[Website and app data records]
____________________

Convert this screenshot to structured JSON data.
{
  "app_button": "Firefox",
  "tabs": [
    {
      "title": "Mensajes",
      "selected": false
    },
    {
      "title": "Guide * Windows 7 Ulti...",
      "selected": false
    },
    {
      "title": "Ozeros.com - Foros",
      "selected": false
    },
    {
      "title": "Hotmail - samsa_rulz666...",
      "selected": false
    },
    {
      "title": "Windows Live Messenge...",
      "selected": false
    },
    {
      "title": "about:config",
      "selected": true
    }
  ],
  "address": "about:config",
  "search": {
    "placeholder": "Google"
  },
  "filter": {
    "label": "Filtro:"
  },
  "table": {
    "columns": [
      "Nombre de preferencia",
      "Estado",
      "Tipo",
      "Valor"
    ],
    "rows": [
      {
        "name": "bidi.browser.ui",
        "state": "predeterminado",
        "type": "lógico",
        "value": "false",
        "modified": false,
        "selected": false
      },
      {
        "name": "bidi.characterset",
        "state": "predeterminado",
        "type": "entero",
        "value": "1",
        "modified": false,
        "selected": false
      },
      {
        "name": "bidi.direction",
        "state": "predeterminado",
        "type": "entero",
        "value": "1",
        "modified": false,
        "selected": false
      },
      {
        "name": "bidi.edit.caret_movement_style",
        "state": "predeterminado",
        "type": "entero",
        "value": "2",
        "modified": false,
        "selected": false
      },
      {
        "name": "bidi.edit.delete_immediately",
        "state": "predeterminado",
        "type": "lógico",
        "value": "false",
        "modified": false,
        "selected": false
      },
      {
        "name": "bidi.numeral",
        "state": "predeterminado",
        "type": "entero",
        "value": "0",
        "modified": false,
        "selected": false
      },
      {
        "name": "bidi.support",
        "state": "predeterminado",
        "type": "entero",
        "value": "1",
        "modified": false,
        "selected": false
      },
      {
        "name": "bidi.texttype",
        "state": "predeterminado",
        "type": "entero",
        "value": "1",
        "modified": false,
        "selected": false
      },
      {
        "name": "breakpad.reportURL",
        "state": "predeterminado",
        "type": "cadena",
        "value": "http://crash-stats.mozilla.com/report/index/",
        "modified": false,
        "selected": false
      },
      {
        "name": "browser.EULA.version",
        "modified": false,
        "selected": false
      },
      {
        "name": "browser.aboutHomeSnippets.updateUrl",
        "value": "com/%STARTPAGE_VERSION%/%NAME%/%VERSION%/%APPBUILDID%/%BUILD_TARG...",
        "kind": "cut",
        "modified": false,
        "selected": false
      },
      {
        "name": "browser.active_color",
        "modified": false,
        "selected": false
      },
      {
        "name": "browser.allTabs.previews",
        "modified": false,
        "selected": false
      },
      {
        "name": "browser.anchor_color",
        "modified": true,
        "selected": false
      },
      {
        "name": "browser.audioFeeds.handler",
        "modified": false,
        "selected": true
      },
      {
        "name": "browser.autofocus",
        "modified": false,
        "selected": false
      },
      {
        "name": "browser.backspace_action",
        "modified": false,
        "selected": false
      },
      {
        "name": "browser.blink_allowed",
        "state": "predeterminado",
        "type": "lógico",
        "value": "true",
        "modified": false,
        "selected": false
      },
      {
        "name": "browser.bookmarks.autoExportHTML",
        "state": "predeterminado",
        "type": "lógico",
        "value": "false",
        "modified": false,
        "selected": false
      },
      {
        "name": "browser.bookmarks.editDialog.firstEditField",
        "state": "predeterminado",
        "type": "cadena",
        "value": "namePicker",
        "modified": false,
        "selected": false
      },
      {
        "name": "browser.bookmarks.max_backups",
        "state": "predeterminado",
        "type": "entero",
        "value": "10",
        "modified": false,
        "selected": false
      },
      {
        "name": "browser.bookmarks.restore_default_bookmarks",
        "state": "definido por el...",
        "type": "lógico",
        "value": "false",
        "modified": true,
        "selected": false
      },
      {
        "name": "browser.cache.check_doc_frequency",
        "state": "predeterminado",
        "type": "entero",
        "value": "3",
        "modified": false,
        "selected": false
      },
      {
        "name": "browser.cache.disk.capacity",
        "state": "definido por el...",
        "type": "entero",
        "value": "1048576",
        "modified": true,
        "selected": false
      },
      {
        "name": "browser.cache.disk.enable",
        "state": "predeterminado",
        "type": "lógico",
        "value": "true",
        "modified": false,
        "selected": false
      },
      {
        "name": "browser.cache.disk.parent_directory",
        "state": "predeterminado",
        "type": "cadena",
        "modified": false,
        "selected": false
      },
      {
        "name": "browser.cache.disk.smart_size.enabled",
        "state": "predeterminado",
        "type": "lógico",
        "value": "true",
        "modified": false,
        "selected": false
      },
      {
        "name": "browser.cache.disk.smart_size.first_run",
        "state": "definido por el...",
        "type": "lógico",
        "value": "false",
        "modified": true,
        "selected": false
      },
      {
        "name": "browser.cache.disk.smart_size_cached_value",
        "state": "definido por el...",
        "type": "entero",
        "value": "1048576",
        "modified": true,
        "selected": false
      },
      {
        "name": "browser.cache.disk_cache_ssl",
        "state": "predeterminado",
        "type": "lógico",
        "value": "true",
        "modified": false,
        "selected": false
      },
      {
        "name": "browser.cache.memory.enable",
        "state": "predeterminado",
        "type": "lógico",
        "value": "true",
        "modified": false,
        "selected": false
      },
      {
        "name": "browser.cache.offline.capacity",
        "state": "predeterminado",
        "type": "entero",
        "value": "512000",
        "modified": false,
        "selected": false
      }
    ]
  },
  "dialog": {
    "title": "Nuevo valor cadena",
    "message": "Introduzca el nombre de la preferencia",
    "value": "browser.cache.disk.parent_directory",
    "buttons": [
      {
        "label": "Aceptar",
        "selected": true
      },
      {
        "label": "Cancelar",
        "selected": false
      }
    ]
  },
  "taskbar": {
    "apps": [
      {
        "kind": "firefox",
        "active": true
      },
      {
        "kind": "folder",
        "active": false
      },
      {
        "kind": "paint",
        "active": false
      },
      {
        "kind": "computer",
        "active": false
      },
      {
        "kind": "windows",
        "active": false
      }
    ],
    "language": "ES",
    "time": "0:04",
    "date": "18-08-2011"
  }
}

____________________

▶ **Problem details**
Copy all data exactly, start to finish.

▶ **Result of the exercise**
Convert this screenshot to structured JSON data.
{
  "app_button": "Firefox",
  "tabs": [
    {
      "title": "Mensajes",
      "selected": false
    },
    {
      "title": "Guide * Windows 7 Ulti...",
      "selected": false
    },
    {
      "title": "Ozeros.com - Foros",
      "selected": false
    },
    {
      "title": "Hotmail - samsa_rulz666...",
      "selected": false
    },
    {
      "title": "Windows Live Messenge...",
      "selected": false
    },
    {
      "title": "about:config",
      "selected": true
    }
  ],
  "address": "about:config",
  "search": {
    "placeholder": "Google"
  },
  "filter": {
    "label": "Filtro:"
  },
  "table": {
    "columns": [
      "Nombre de preferencia",
      "Estado",
      "Tipo",
      "Valor"
    ],
    "rows": [
      {
        "name": "bidi.browser.ui",
        "state": "predeterminado",
        "type": "lógico",
        "value": "false",
        "modified": false,
        "selected": false
      },
      {
        "name": "bidi.characterset",
        "state": "predeterminado",
        "type": "entero",
        "value": "1",
        "modified": false,
        "selected": false
      },
      {
        "name": "bidi.direction",
        "state": "predeterminado",
        "type": "entero",
        "value": "1",
        "modified": false,
        "selected": false
      },
      {
        "name": "bidi.edit.caret_movement_style",
        "state": "predeterminado",
        "type": "entero",
        "value": "2",
        "modified": false,
        "selected": false
      },
      {
        "name": "bidi.edit.delete_immediately",
        "state": "predeterminado",
        "type": "lógico",
        "value": "false",
        "modified": false,
        "selected": false
      },
      {
        "name": "bidi.numeral",
        "state": "predeterminado",
        "type": "entero",
        "value": "0",
        "modified": false,
        "selected": false
      },
      {
        "name": "bidi.support",
        "state": "predeterminado",
        "type": "entero",
        "value": "1",
        "modified": false,
        "selected": false
      },
      {
        "name": "bidi.texttype",
        "state": "predeterminado",
        "type": "entero",
        "value": "1",
        "modified": false,
        "selected": false
      },
      {
        "name": "breakpad.reportURL",
        "state": "predeterminado",
        "type": "cadena",
        "value": "http://crash-stats.mozilla.com/report/index/",
        "modified": false,
        "selected": false
      },
      {
        "name": "browser.EULA.version",
        "modified": false,
        "selected": false
      },
      {
        "name": "browser.aboutHomeSnippets.updateUrl",
        "value": "com/%STARTPAGE_VERSION%/%NAME%/%VERSION%/%APPBUILDID%/%BUILD_TARG...",
        "kind": "cut",
        "modified": false,
        "selected": false
      },
      {
        "name": "browser.active_color",
        "modified": false,
        "selected": false
      },
      {
        "name": "browser.allTabs.previews",
        "modified": false,
        "selected": false
      },
      {
        "name": "browser.anchor_color",
        "modified": true,
        "selected": false
      },
      {
        "name": "browser.audioFeeds.handler",
        "modified": false,
        "selected": true
      },
      {
        "name": "browser.autofocus",
        "modified": false,
        "selected": false
      },
      {
        "name": "browser.backspace_action",
        "modified": false,
        "selected": false
      },
      {
        "name": "browser.blink_allowed",
        "state": "predeterminado",
        "type": "lógico",
        "value": "true",
        "modified": false,
        "selected": false
      },
      {
        "name": "browser.bookmarks.autoExportHTML",
        "state": "predeterminado",
        "type": "lógico",
        "value": "false",
        "modified": false,
        "selected": false
      },
      {
        "name": "browser.bookmarks.editDialog.firstEditField",
        "state": "predeterminado",
        "type": "cadena",
        "value": "namePicker",
        "modified": false,
        "selected": false
      },
      {
        "name": "browser.bookmarks.max_backups",
        "state": "predeterminado",
        "type": "entero",
        "value": "10",
        "modified": false,
        "selected": false
      },
      {
        "name": "browser.bookmarks.restore_default_bookmarks",
        "state": "definido por el...",
        "type": "lógico",
        "value": "false",
        "modified": true,
        "selected": false
      },
      {
        "name": "browser.cache.check_doc_frequency",
        "state": "predeterminado",
        "type": "entero",
        "value": "3",
        "modified": false,
        "selected": false
      },
      {
        "name": "browser.cache.disk.capacity",
        "state": "definido por el...",
        "type": "entero",
        "value": "1048576",
        "modified": true,
        "selected": false
      },
      {
        "name": "browser.cache.disk.enable",
        "state": "predeterminado",
        "type": "lógico",
        "value": "true",
        "modified": false,
        "selected": false
      },
      {
        "name": "browser.cache.disk.parent_directory",
        "state": "predeterminado",
        "type": "cadena",
        "modified": false,
        "selected": false
      },
      {
        "name": "browser.cache.disk.smart_size.enabled",
        "state": "predeterminado",
        "type": "lógico",
        "value": "true",
        "modified": false,
        "selected": false
      },
      {
        "name": "browser.cache.disk.smart_size.first_run",
        "state": "definido por el...",
        "type": "lógico",
        "value": "false",
        "modified": true,
        "selected": false
      },
      {
        "name": "browser.cache.disk.smart_size_cached_value",
        "state": "definido por el...",
        "type": "entero",
        "value": "1048576",
        "modified": true,
        "selected": false
      },
      {
        "name": "browser.cache.disk_cache_ssl",
        "state": "predeterminado",
        "type": "lógico",
        "value": "true",
        "modified": false,
        "selected": false
      },
      {
        "name": "browser.cache.memory.enable",
        "state": "predeterminado",
        "type": "lógico",
        "value": "true",
        "modified": false,
        "selected": false
      },
      {
        "name": "browser.cache.offline.capacity",
        "state": "predeterminado",
        "type": "entero",
        "value": "512000",
        "modified": false,
        "selected": false
      }
    ]
  },
  "dialog": {
    "title": "Nuevo valor cadena",
    "message": "Introduzca el nombre de la preferencia",
    "value": "browser.cache.disk.parent_directory",
    "buttons": [
      {
        "label": "Aceptar",
        "selected": true
      },
      {
        "label": "Cancelar",
        "selected": false
      }
    ]
  },
  "taskbar": {
    "apps": [
      {
        "kind": "firefox",
        "active": true
      },
      {
        "kind": "folder",
        "active": false
      },
      {
        "kind": "paint",
        "active": false
      },
      {
        "kind": "computer",
        "active": false
      },
      {
        "kind": "windows",
        "active": false
      }
    ],
    "language": "ES",
    "time": "0:04",
    "date": "18-08-2011"
  }
}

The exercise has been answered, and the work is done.